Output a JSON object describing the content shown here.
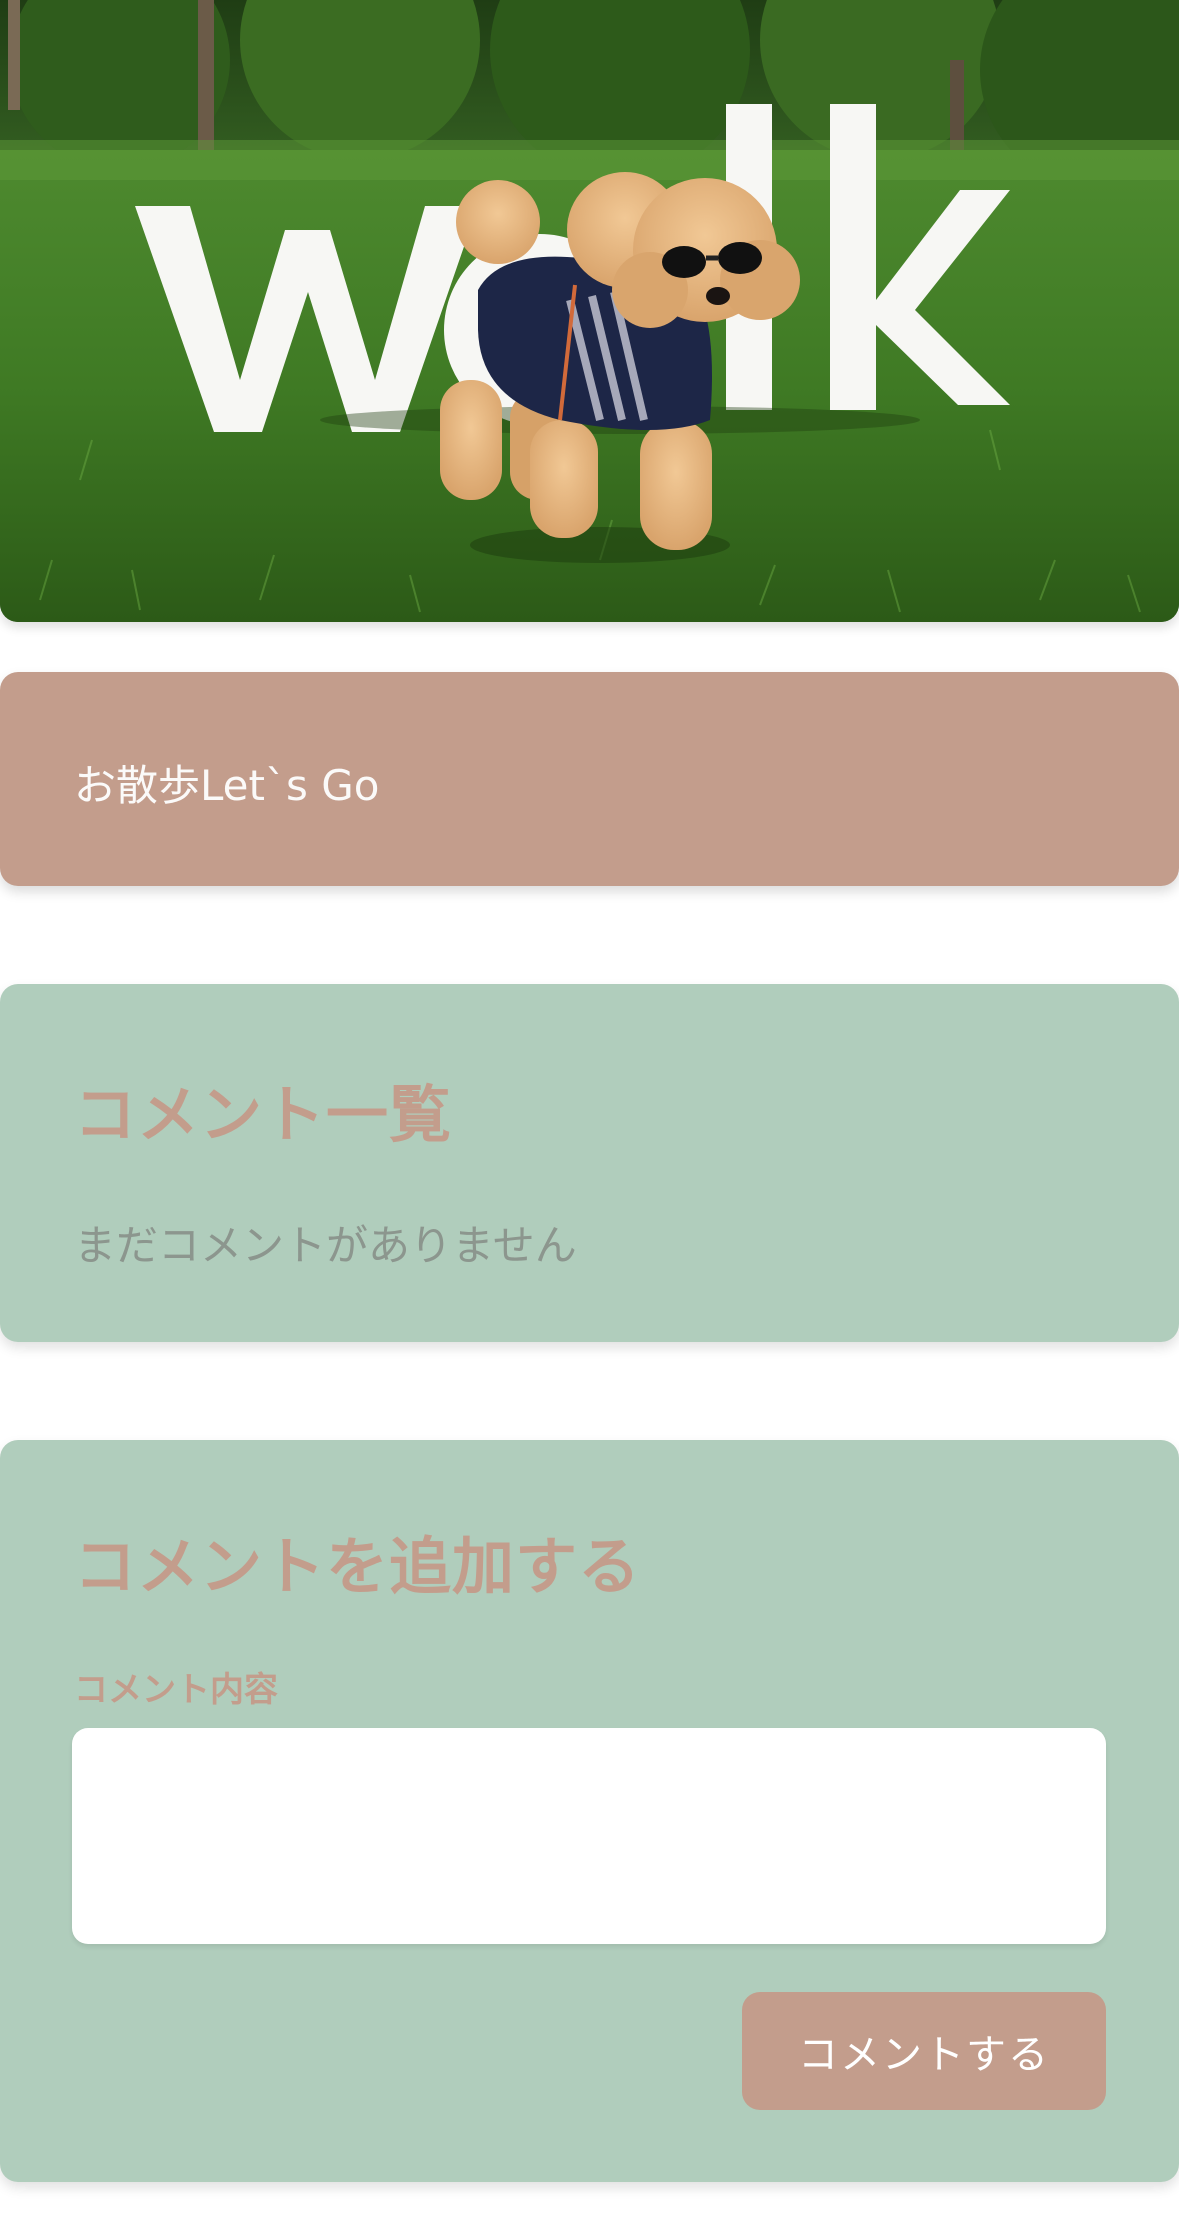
{
  "hero": {
    "image_alt": "poodle",
    "overlay_word": "walk"
  },
  "post": {
    "title": "お散歩Let`s Go"
  },
  "comments": {
    "heading": "コメント一覧",
    "empty_message": "まだコメントがありません"
  },
  "add_comment": {
    "heading": "コメントを追加する",
    "field_label": "コメント内容",
    "input_value": "",
    "submit_label": "コメントする"
  },
  "colors": {
    "accent": "#c39d8c",
    "card_green": "#b0cdbc",
    "muted_text": "#8c968e"
  }
}
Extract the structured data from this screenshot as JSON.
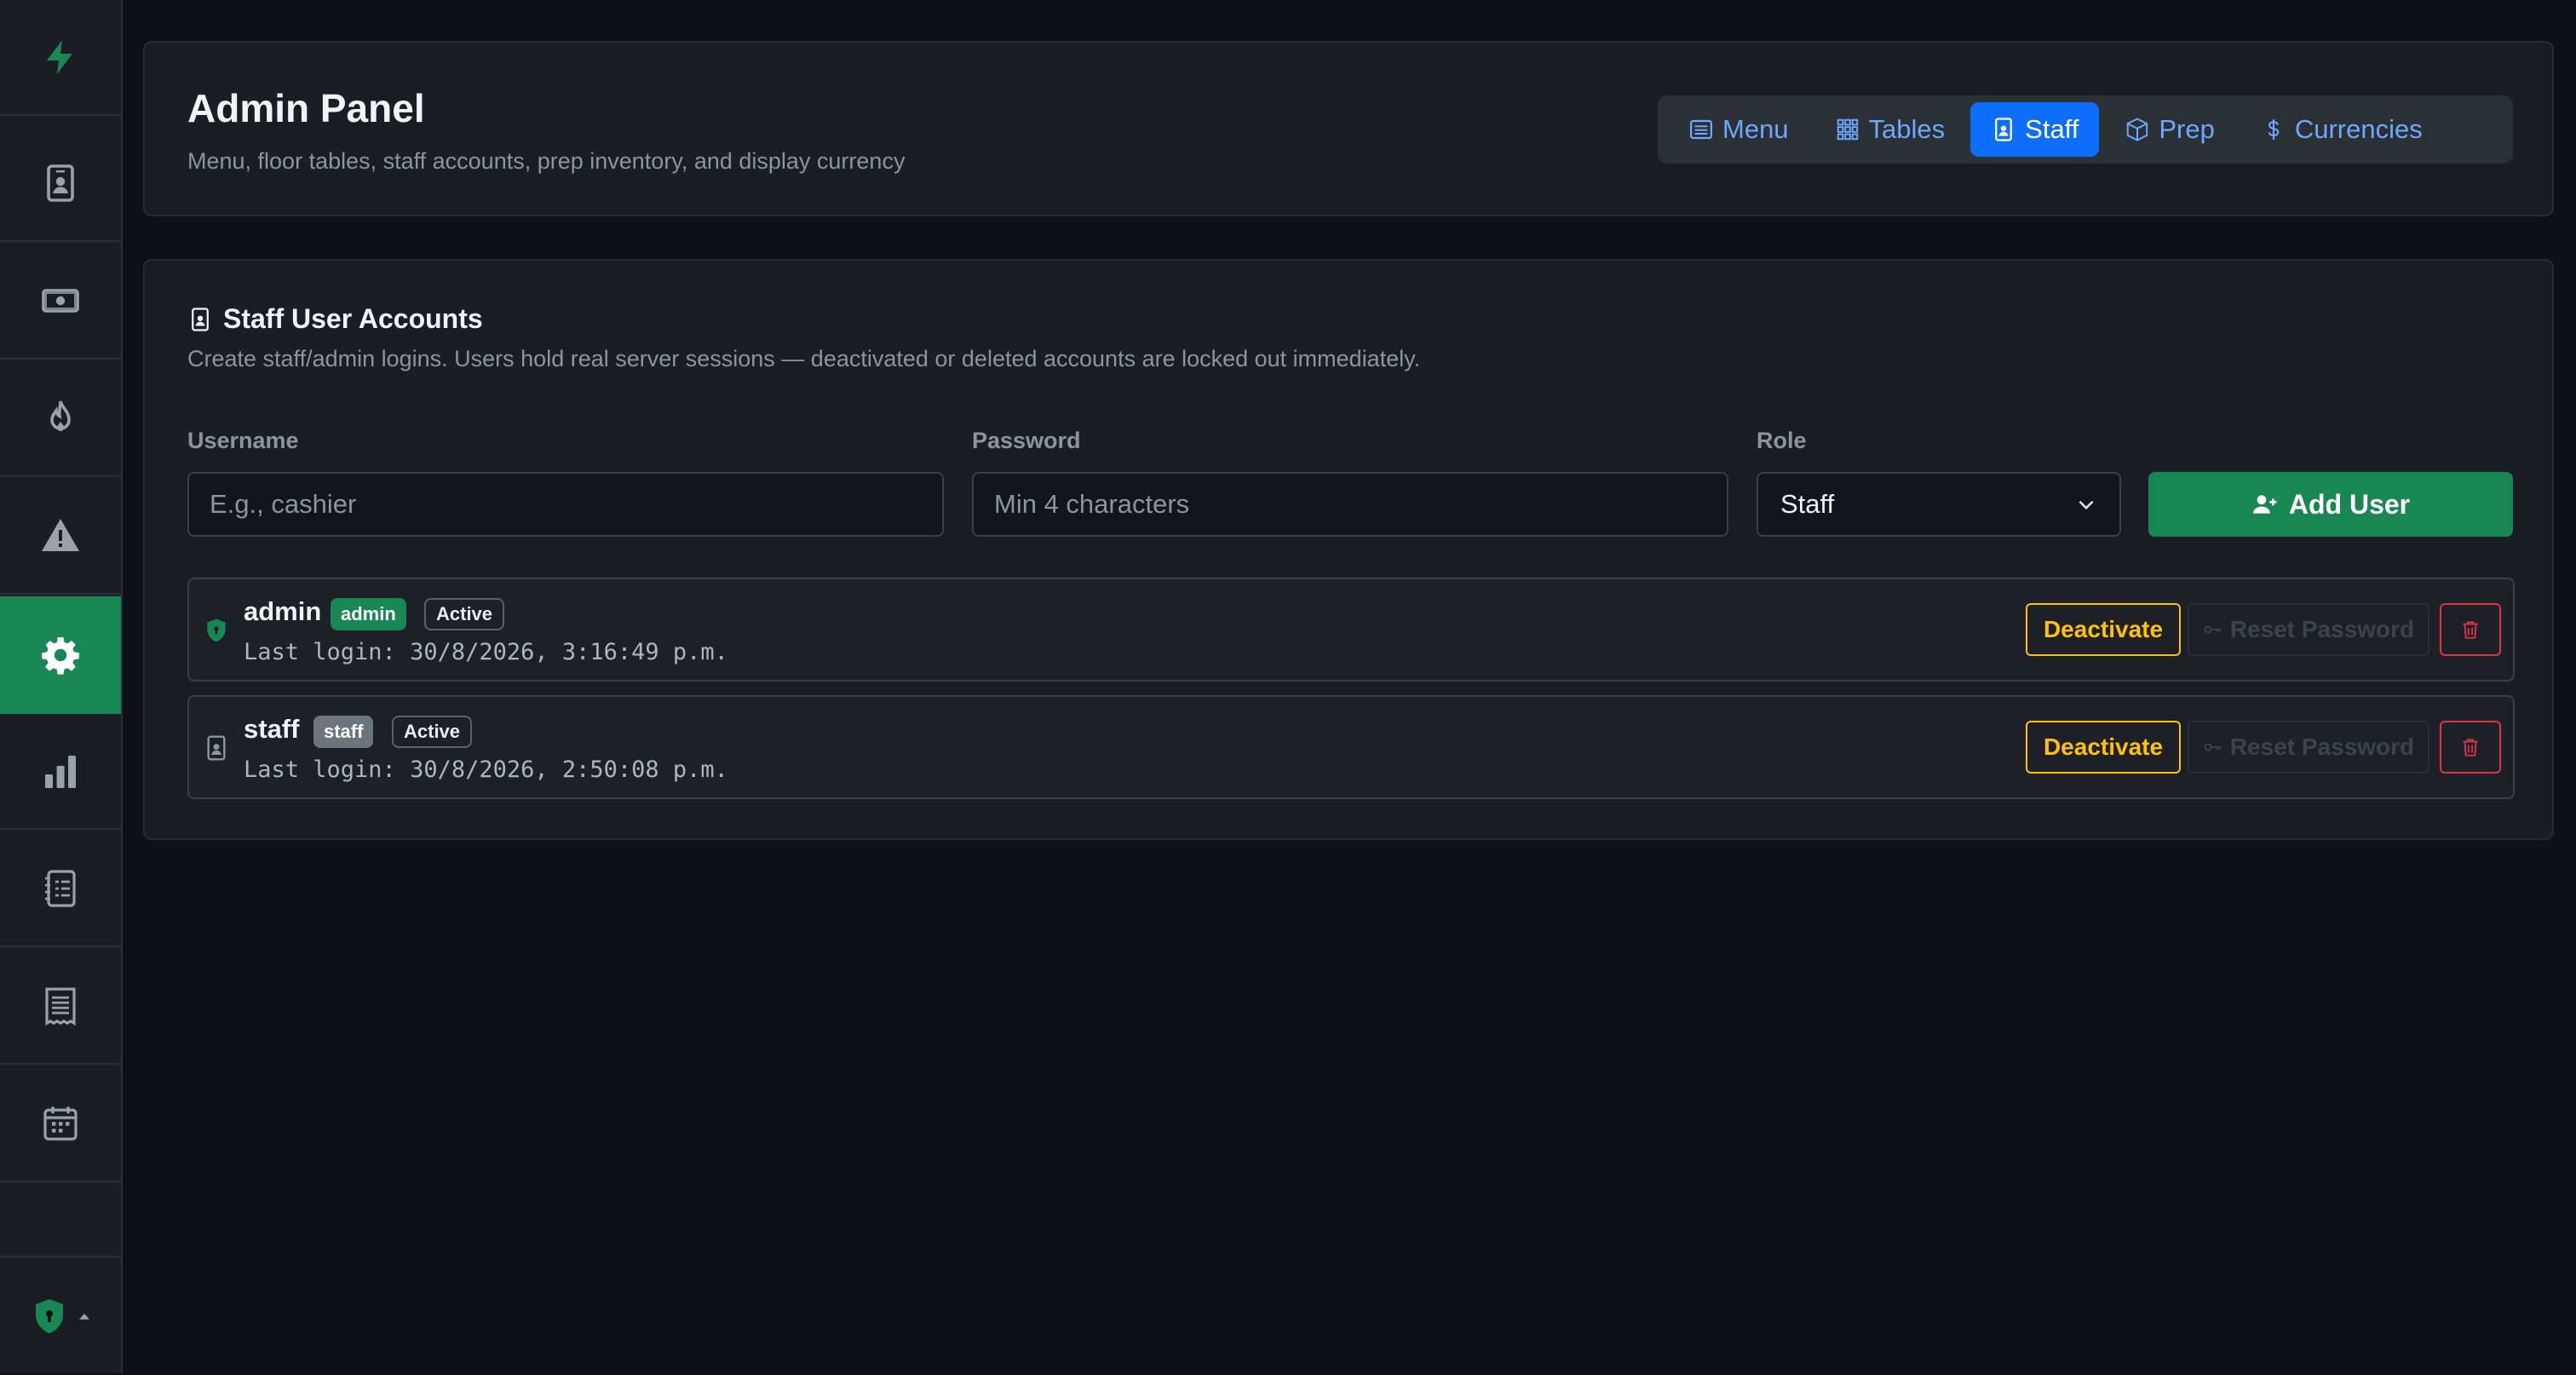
{
  "sidebar": {
    "items": [
      {
        "icon": "bolt-icon"
      },
      {
        "icon": "person-badge-icon"
      },
      {
        "icon": "cash-icon"
      },
      {
        "icon": "fire-icon"
      },
      {
        "icon": "warning-icon"
      },
      {
        "icon": "gear-icon",
        "active": true
      },
      {
        "icon": "bar-chart-icon"
      },
      {
        "icon": "journal-list-icon"
      },
      {
        "icon": "receipt-icon"
      },
      {
        "icon": "calendar-icon"
      }
    ],
    "bottom_icon": "shield-lock-icon"
  },
  "header": {
    "title": "Admin Panel",
    "subtitle": "Menu, floor tables, staff accounts, prep inventory, and display currency",
    "tabs": [
      {
        "label": "Menu",
        "icon": "list-icon"
      },
      {
        "label": "Tables",
        "icon": "grid-icon"
      },
      {
        "label": "Staff",
        "icon": "person-badge-icon",
        "active": true
      },
      {
        "label": "Prep",
        "icon": "box-icon"
      },
      {
        "label": "Currencies",
        "icon": "dollar-icon"
      }
    ]
  },
  "staff": {
    "title": "Staff User Accounts",
    "description": "Create staff/admin logins. Users hold real server sessions — deactivated or deleted accounts are locked out immediately.",
    "form": {
      "username_label": "Username",
      "username_placeholder": "E.g., cashier",
      "password_label": "Password",
      "password_placeholder": "Min 4 characters",
      "role_label": "Role",
      "role_value": "Staff",
      "add_label": "Add User"
    },
    "users": [
      {
        "name": "admin",
        "role": "admin",
        "status": "Active",
        "last_login": "Last login: 30/8/2026, 3:16:49 p.m.",
        "deactivate": "Deactivate",
        "reset": "Reset Password"
      },
      {
        "name": "staff",
        "role": "staff",
        "status": "Active",
        "last_login": "Last login: 30/8/2026, 2:50:08 p.m.",
        "deactivate": "Deactivate",
        "reset": "Reset Password"
      }
    ]
  },
  "colors": {
    "accent": "#198754",
    "tab_active": "#0d6efd",
    "tab_link": "#6ea8fe",
    "warning": "#ffc107",
    "danger": "#dc3545"
  }
}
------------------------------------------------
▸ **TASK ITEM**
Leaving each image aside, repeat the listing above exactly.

▸ **RESPONSE**
Output a JSON object describing the content shown here.
{
  "hero": {
    "image_alt": "poodle",
    "overlay_word": "walk"
  },
  "post": {
    "title": "お散歩Let`s Go"
  },
  "comments": {
    "heading": "コメント一覧",
    "empty_message": "まだコメントがありません"
  },
  "add_comment": {
    "heading": "コメントを追加する",
    "field_label": "コメント内容",
    "input_value": "",
    "submit_label": "コメントする"
  },
  "colors": {
    "accent": "#c39d8c",
    "card_green": "#b0cdbc",
    "muted_text": "#8c968e"
  }
}
Extract the structured data from this screenshot as JSON.
{
  "sidebar": {
    "items": [
      {
        "icon": "bolt-icon"
      },
      {
        "icon": "person-badge-icon"
      },
      {
        "icon": "cash-icon"
      },
      {
        "icon": "fire-icon"
      },
      {
        "icon": "warning-icon"
      },
      {
        "icon": "gear-icon",
        "active": true
      },
      {
        "icon": "bar-chart-icon"
      },
      {
        "icon": "journal-list-icon"
      },
      {
        "icon": "receipt-icon"
      },
      {
        "icon": "calendar-icon"
      }
    ],
    "bottom_icon": "shield-lock-icon"
  },
  "header": {
    "title": "Admin Panel",
    "subtitle": "Menu, floor tables, staff accounts, prep inventory, and display currency",
    "tabs": [
      {
        "label": "Menu",
        "icon": "list-icon"
      },
      {
        "label": "Tables",
        "icon": "grid-icon"
      },
      {
        "label": "Staff",
        "icon": "person-badge-icon",
        "active": true
      },
      {
        "label": "Prep",
        "icon": "box-icon"
      },
      {
        "label": "Currencies",
        "icon": "dollar-icon"
      }
    ]
  },
  "staff": {
    "title": "Staff User Accounts",
    "description": "Create staff/admin logins. Users hold real server sessions — deactivated or deleted accounts are locked out immediately.",
    "form": {
      "username_label": "Username",
      "username_placeholder": "E.g., cashier",
      "password_label": "Password",
      "password_placeholder": "Min 4 characters",
      "role_label": "Role",
      "role_value": "Staff",
      "add_label": "Add User"
    },
    "users": [
      {
        "name": "admin",
        "role": "admin",
        "status": "Active",
        "last_login": "Last login: 30/8/2026, 3:16:49 p.m.",
        "deactivate": "Deactivate",
        "reset": "Reset Password"
      },
      {
        "name": "staff",
        "role": "staff",
        "status": "Active",
        "last_login": "Last login: 30/8/2026, 2:50:08 p.m.",
        "deactivate": "Deactivate",
        "reset": "Reset Password"
      }
    ]
  },
  "colors": {
    "accent": "#198754",
    "tab_active": "#0d6efd",
    "tab_link": "#6ea8fe",
    "warning": "#ffc107",
    "danger": "#dc3545"
  }
}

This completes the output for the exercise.